By Erin Dougherty Foley and Craig B. Simonsen
Seyfarth Synopsis: A couple of Circuit Court decisions last week may cause some trepidation for your company’s HR managers as they shuffle through the off-duty activities of company employees that get brought onto the company’s property and into its business. This blog offers some comments on the decisions, and recommendations for employers.
Last week, we had decisions from two federal circuit courts that may be concerning to employers. In Robert Swindol v. Aurora Flight Sciences Corp., No. 14-60779 (5th Cir. Aug. 8, 2016), the employer had what it thought was a legal company policy that banned firearms from company property, including the employee parking lot. The employee had a firearm in his automobile, which was discovered by the employer, who then terminated the employee for violation of the no firearms policy.
In Swindol, the plaintiff argued that the employer wrongfully terminated him for keeping a firearm locked inside his car in violation of company policy. He alleged his action was protected by Mississippi Code Chapter 9, Section 45-9-55 (which states that an employer is not permitted to prohibit transportation or storage of firearms on employer property). The employer responded that the plaintiff could not assert wrongful discharge because Section 45-9-55 did not create an exception to the employment-at-will doctrine; however, the Mississippi Supreme Court weighed in on that argument in an earlier, related decision, Robert Swindol v. Aurora Flight Sciences Corp., No. 2015–FC–01317–SCT, 2016 WL 1165448, at *6 (March 24, 2016), and held that the State statute could make an employer liable for wrongful discharge.
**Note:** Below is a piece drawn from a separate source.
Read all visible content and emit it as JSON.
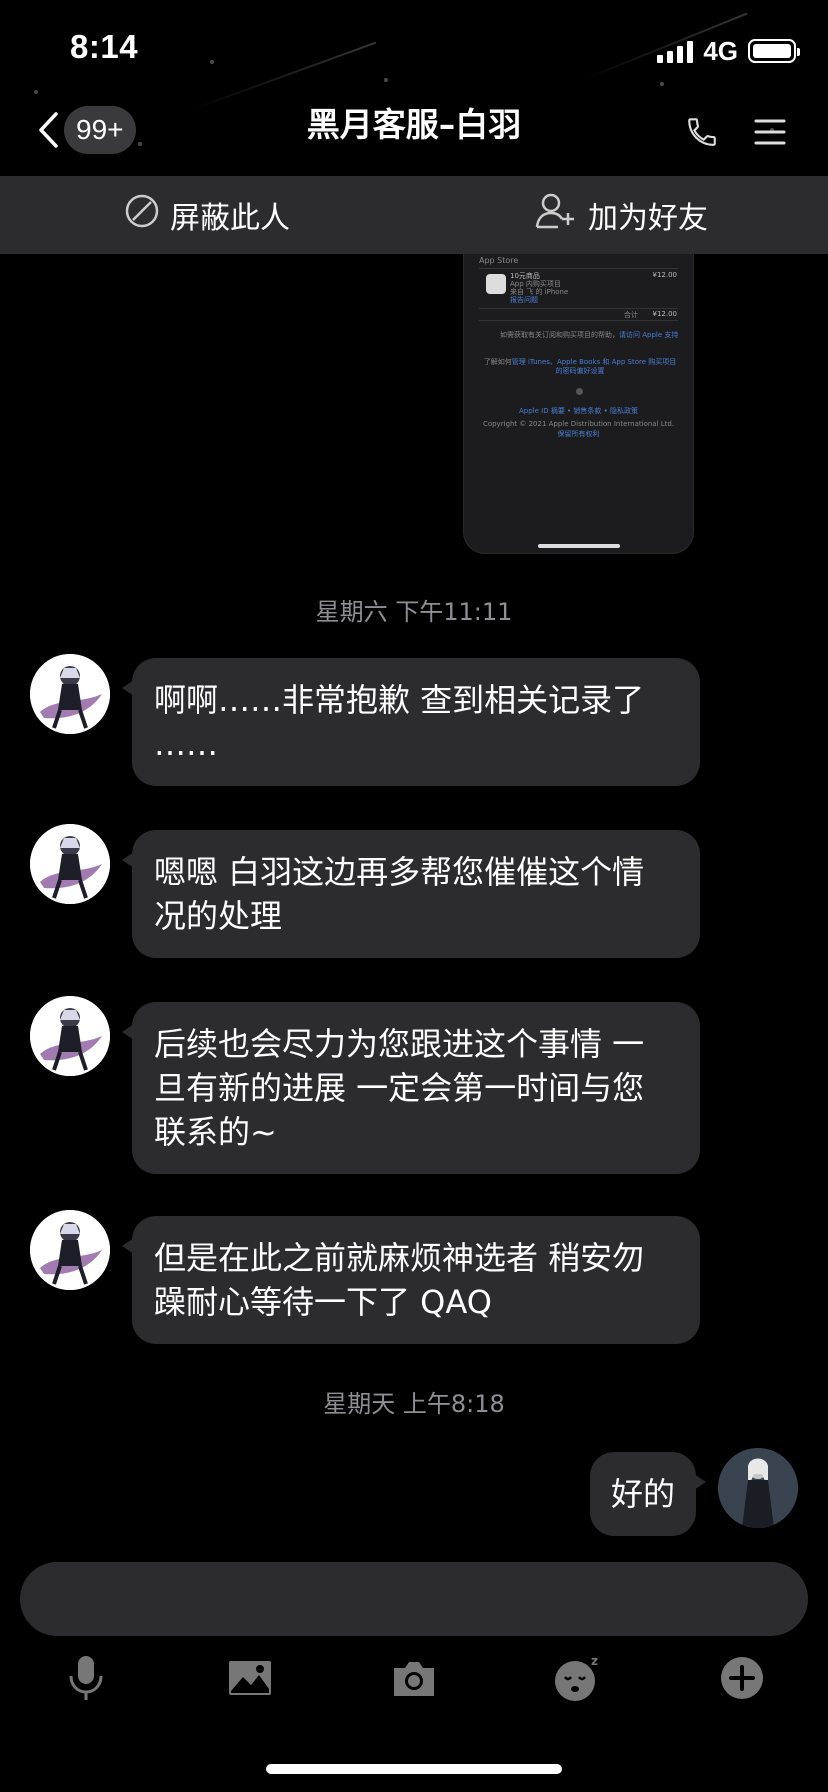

Thus, the Fifth Circuit concluded that the plaintiff had stated a claim for wrongful discharge under Mississippi law where he alleged he was terminated when the employer enforced a legally impermissible firearms policy against him.
In Ronald Godwin v. Rogue Valley Youth Corr. Fac., et al., No. 14-35042 (9th Cir. Aug 10, 2016), that employer terminated the employment of that plaintiff for wearing a motorcycle club insignia and expressing that association. The district court held that the plaintiff “was not wrongfully terminated in violation of his First Amendment rights to association and free speech.” On appeal the plaintiff challenged that ruling arguing that his association with the motor cycle club would be protected under the First Amendment, which in this context “required that his expression/association relate to a matter of public concern.”
On appeal, the Ninth Circuit Court of Appeals found that “public concern is something that is a subject of legitimate news interest; that is, a subject of general interest and of value and concern to the public at the time of publication.” Citing City of San Diego v. Roe, 543 U.S. 77, 83-84 (2004) (per curiam). As such, the Court stated, “[a]n employer may not interfere with an employee’s First Amendment rights unless there is evidence that the employee’s actions have actually disrupted the workplace or are reasonably likely to do so in the future.” Citing Nichols v. Dancer, 657 F.3d 929, 931 (9th Cir. 2011).
The Court reversed and held that nothing in the record before the Court indicated that the plaintiff’s expression “impeded the performance of his job duties, adversely affected discipline or personnel relationships, or interfered with the work of the [employer]. Nor does the record indicate that his expression would be reasonably likely to disrupt the workings of the [employer] in the future.”
While these cases are both pretty unique from a factual perspective, they do suggest that it’s a good idea to dust off your employee policies and determine whether they are current, in conflict with any specific state laws in which your company does business, or whether it’s an opportune time to give those policies a tune-up. Additionally, before disciplining or terminating an employee, remember that the courts, the U.S. Department of Labor, and the National Labor Relations Board have consistently and regularly been updating and revising what they consider to be “clearly legal.” So, stay tuned for further updates on other “things that make you go…. huh???”
For more information on this or any related topic please contact the authors, your Seyfarth attorney, or any member of the Workplace Policies and Handbooks Team.